__EXERCISE DETAILS__
Report back each line of the data that contains the word "icon".

[DATA — start]

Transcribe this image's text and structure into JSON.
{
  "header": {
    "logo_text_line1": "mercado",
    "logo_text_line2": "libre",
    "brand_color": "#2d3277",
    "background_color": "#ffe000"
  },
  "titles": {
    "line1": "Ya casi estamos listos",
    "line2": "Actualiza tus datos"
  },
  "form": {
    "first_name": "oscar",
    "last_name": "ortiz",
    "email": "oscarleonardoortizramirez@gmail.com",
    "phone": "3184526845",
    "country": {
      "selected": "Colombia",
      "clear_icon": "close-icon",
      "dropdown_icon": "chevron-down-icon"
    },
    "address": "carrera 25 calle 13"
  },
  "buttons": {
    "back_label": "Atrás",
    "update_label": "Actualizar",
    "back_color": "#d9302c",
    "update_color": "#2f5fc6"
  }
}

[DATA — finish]

__RESPONSE BELOW__
      "clear_icon": "close-icon",
      "dropdown_icon": "chevron-down-icon"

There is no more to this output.